Hong Kong independence debate should focus on the causes of discontent rather than the letter of the law
I am writing in response to the article “Pro-independence banners still up at city universities” (September 28). Ever since lawmakers were disqualified from the Legislative Council for taking their oaths improperly in 2016, the controversy over Hong Kong independence has heightened.
Recently, the government banned the Hong Kong National Party on the grounds of maintaining national security, public safety and order and protecting the rights and freedoms of others. Anyone associated with the party, even through donations, could face imprisonment. This harsh approach highlights that the government is serious about cracking down on any activities that advocate independence.

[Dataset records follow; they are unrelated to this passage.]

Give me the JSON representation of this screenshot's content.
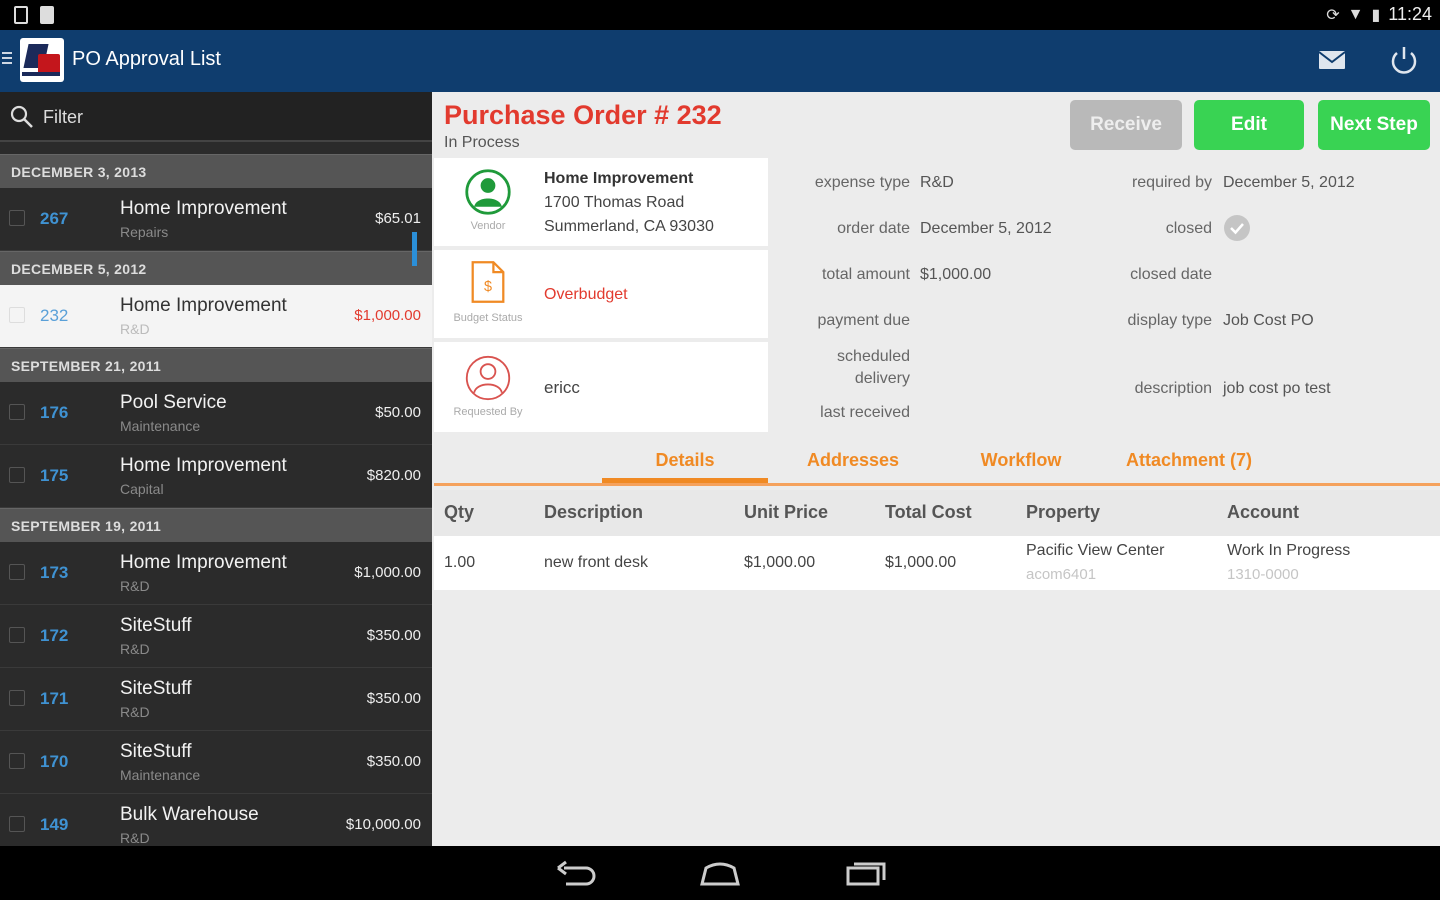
{
  "status_bar": {
    "time": "11:24"
  },
  "app_bar": {
    "title": "PO Approval List"
  },
  "filter": {
    "label": "Filter"
  },
  "list": {
    "sections": [
      {
        "date": "DECEMBER 3, 2013",
        "items": [
          {
            "number": "267",
            "vendor": "Home Improvement",
            "type": "Repairs",
            "amount": "$65.01"
          }
        ]
      },
      {
        "date": "DECEMBER 5, 2012",
        "items": [
          {
            "number": "232",
            "vendor": "Home Improvement",
            "type": "R&D",
            "amount": "$1,000.00",
            "selected": true
          }
        ]
      },
      {
        "date": "SEPTEMBER 21, 2011",
        "items": [
          {
            "number": "176",
            "vendor": "Pool Service",
            "type": "Maintenance",
            "amount": "$50.00"
          },
          {
            "number": "175",
            "vendor": "Home Improvement",
            "type": "Capital",
            "amount": "$820.00"
          }
        ]
      },
      {
        "date": "SEPTEMBER 19, 2011",
        "items": [
          {
            "number": "173",
            "vendor": "Home Improvement",
            "type": "R&D",
            "amount": "$1,000.00"
          },
          {
            "number": "172",
            "vendor": "SiteStuff",
            "type": "R&D",
            "amount": "$350.00"
          },
          {
            "number": "171",
            "vendor": "SiteStuff",
            "type": "R&D",
            "amount": "$350.00"
          },
          {
            "number": "170",
            "vendor": "SiteStuff",
            "type": "Maintenance",
            "amount": "$350.00"
          },
          {
            "number": "149",
            "vendor": "Bulk Warehouse",
            "type": "R&D",
            "amount": "$10,000.00"
          }
        ]
      }
    ]
  },
  "detail": {
    "title": "Purchase Order # 232",
    "status": "In Process",
    "buttons": {
      "receive": "Receive",
      "edit": "Edit",
      "next_step": "Next Step"
    },
    "vendor": {
      "caption": "Vendor",
      "name": "Home Improvement",
      "address": "1700 Thomas Road",
      "city": "Summerland, CA 93030"
    },
    "budget": {
      "caption": "Budget Status",
      "value": "Overbudget"
    },
    "requester": {
      "caption": "Requested By",
      "value": "ericc"
    },
    "fields": {
      "expense_type_label": "expense type",
      "expense_type": "R&D",
      "order_date_label": "order date",
      "order_date": "December 5, 2012",
      "total_amount_label": "total amount",
      "total_amount": "$1,000.00",
      "payment_due_label": "payment due",
      "scheduled_label_1": "scheduled",
      "scheduled_label_2": "delivery",
      "last_received_label": "last received",
      "required_by_label": "required by",
      "required_by": "December 5, 2012",
      "closed_label": "closed",
      "closed_date_label": "closed date",
      "display_type_label": "display type",
      "display_type": "Job Cost PO",
      "description_label": "description",
      "description": "job cost po test"
    },
    "tabs": [
      "Details",
      "Addresses",
      "Workflow",
      "Attachment (7)"
    ],
    "table": {
      "headers": [
        "Qty",
        "Description",
        "Unit Price",
        "Total Cost",
        "Property",
        "Account"
      ],
      "rows": [
        {
          "qty": "1.00",
          "description": "new front desk",
          "unit_price": "$1,000.00",
          "total_cost": "$1,000.00",
          "property": "Pacific View Center",
          "property_code": "acom6401",
          "account": "Work In Progress",
          "account_code": "1310-0000"
        }
      ]
    }
  },
  "colors": {
    "action_bar": "#0f3d6e",
    "accent_red": "#e23a2e",
    "green_button": "#39d353",
    "tab_orange": "#f08a24",
    "list_number_blue": "#3f92d2"
  }
}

In this case, I support the government because Andy Chan Ho-tin had once claimed that his party would pursue independence at all costs and implied that even violence could be used, although he seemed to backtrack on this during his talk at the Foreign Correspondents’ Club. Chan’s line of thinking is ridiculous and unacceptable and the government is justified in its actions here. I see the banning of the Hong Kong National Party as being less about political bias and more about the nature of the party itself.
Watch: Hong Kong issues unprecedented ban on Andy Chan’s separatist National Party

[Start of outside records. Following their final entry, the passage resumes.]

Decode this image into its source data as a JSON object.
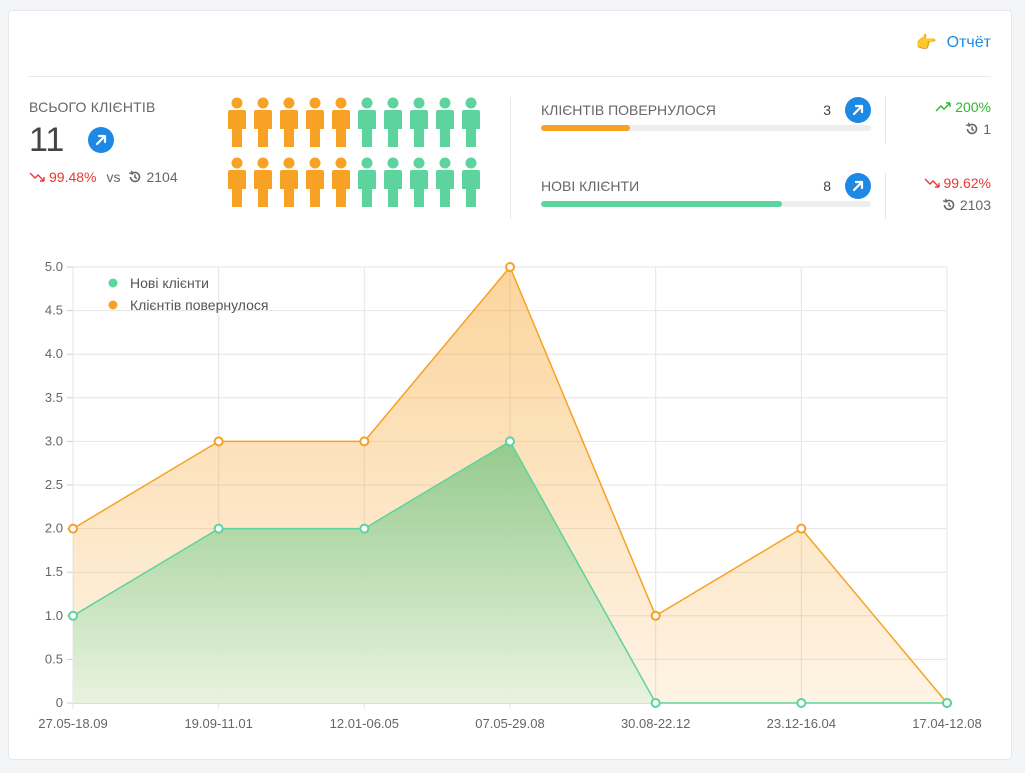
{
  "header": {
    "report_label": "Отчёт"
  },
  "summary": {
    "total_label": "ВСЬОГО КЛІЄНТІВ",
    "total_value": "11",
    "change_pct": "99.48%",
    "vs_label": "vs",
    "previous_value": "2104"
  },
  "people_grid": {
    "total": 20,
    "returned": 5,
    "colors": {
      "returned": "#f7a125",
      "new": "#5dd39e"
    }
  },
  "metrics": [
    {
      "label": "КЛІЄНТІВ ПОВЕРНУЛОСЯ",
      "value": "3",
      "fill_fraction": 0.27,
      "color": "#f7a125",
      "change_pct": "200%",
      "change_dir": "up",
      "previous_value": "1"
    },
    {
      "label": "НОВІ КЛІЄНТИ",
      "value": "8",
      "fill_fraction": 0.73,
      "color": "#5dd39e",
      "change_pct": "99.62%",
      "change_dir": "down",
      "previous_value": "2103"
    }
  ],
  "colors": {
    "accent": "#1e88e5",
    "down": "#e53935",
    "up": "#2eb82e",
    "orange": "#f7a125",
    "green": "#5dd39e"
  },
  "chart_data": {
    "type": "area",
    "categories": [
      "27.05-18.09",
      "19.09-11.01",
      "12.01-06.05",
      "07.05-29.08",
      "30.08-22.12",
      "23.12-16.04",
      "17.04-12.08"
    ],
    "series": [
      {
        "name": "Нові клієнти",
        "values": [
          1,
          2,
          2,
          3,
          0,
          0,
          0
        ],
        "color": "#5dd39e"
      },
      {
        "name": "Клієнтів повернулося",
        "values": [
          2,
          3,
          3,
          5,
          1,
          2,
          0
        ],
        "color": "#f7a125"
      }
    ],
    "yticks": [
      "0",
      "0.5",
      "1.0",
      "1.5",
      "2.0",
      "2.5",
      "3.0",
      "3.5",
      "4.0",
      "4.5",
      "5.0"
    ],
    "ylim": [
      0,
      5
    ],
    "grid": true,
    "legend_position": "top-left"
  }
}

After this, messages about Hong Kong independence were posted on the democracy wall of the University of Hong Kong and Polytechnic University. This raises questions about whether expressing views on independence offends the Basic Law which defends “one country, two systems” or whether such views are protected by the right to freedom of speech. The answers to these questions are harder to arrive at.
Perhaps, instead, we need to seek deeper insights. We should look for the factors which led to the voice of independence emerging and the reasons these extremists are eager for independence.
Karen Ng Hong-ming, Tsing Yi